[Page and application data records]
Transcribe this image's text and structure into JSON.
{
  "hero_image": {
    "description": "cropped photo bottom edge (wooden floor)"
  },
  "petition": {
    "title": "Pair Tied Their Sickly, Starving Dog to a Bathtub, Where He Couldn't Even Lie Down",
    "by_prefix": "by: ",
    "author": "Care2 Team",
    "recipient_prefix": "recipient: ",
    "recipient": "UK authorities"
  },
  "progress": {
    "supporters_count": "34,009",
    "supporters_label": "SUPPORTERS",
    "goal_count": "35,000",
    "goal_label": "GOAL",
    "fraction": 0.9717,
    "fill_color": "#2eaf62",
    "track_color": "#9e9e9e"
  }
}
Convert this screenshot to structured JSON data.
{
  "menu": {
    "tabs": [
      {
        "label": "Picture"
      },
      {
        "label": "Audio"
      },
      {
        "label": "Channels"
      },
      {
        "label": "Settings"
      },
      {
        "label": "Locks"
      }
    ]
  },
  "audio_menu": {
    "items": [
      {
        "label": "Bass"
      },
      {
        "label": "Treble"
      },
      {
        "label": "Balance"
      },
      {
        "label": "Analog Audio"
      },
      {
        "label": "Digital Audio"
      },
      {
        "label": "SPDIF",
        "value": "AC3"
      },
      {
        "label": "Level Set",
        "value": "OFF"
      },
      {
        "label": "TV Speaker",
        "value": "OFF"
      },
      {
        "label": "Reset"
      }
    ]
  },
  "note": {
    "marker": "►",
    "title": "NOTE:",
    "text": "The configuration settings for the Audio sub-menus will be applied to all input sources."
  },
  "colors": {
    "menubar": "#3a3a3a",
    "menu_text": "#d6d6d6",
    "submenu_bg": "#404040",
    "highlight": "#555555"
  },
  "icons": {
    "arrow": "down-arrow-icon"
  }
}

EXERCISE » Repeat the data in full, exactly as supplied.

REPLY »
Transcribe this image's text and structure into JSON.
{
  "hero_image": {
    "description": "cropped photo bottom edge (wooden floor)"
  },
  "petition": {
    "title": "Pair Tied Their Sickly, Starving Dog to a Bathtub, Where He Couldn't Even Lie Down",
    "by_prefix": "by: ",
    "author": "Care2 Team",
    "recipient_prefix": "recipient: ",
    "recipient": "UK authorities"
  },
  "progress": {
    "supporters_count": "34,009",
    "supporters_label": "SUPPORTERS",
    "goal_count": "35,000",
    "goal_label": "GOAL",
    "fraction": 0.9717,
    "fill_color": "#2eaf62",
    "track_color": "#9e9e9e"
  }
}
Convert this screenshot to structured JSON data.
{
  "menu": {
    "tabs": [
      {
        "label": "Picture"
      },
      {
        "label": "Audio"
      },
      {
        "label": "Channels"
      },
      {
        "label": "Settings"
      },
      {
        "label": "Locks"
      }
    ]
  },
  "audio_menu": {
    "items": [
      {
        "label": "Bass"
      },
      {
        "label": "Treble"
      },
      {
        "label": "Balance"
      },
      {
        "label": "Analog Audio"
      },
      {
        "label": "Digital Audio"
      },
      {
        "label": "SPDIF",
        "value": "AC3"
      },
      {
        "label": "Level Set",
        "value": "OFF"
      },
      {
        "label": "TV Speaker",
        "value": "OFF"
      },
      {
        "label": "Reset"
      }
    ]
  },
  "note": {
    "marker": "►",
    "title": "NOTE:",
    "text": "The configuration settings for the Audio sub-menus will be applied to all input sources."
  },
  "colors": {
    "menubar": "#3a3a3a",
    "menu_text": "#d6d6d6",
    "submenu_bg": "#404040",
    "highlight": "#555555"
  },
  "icons": {
    "arrow": "down-arrow-icon"
  }
}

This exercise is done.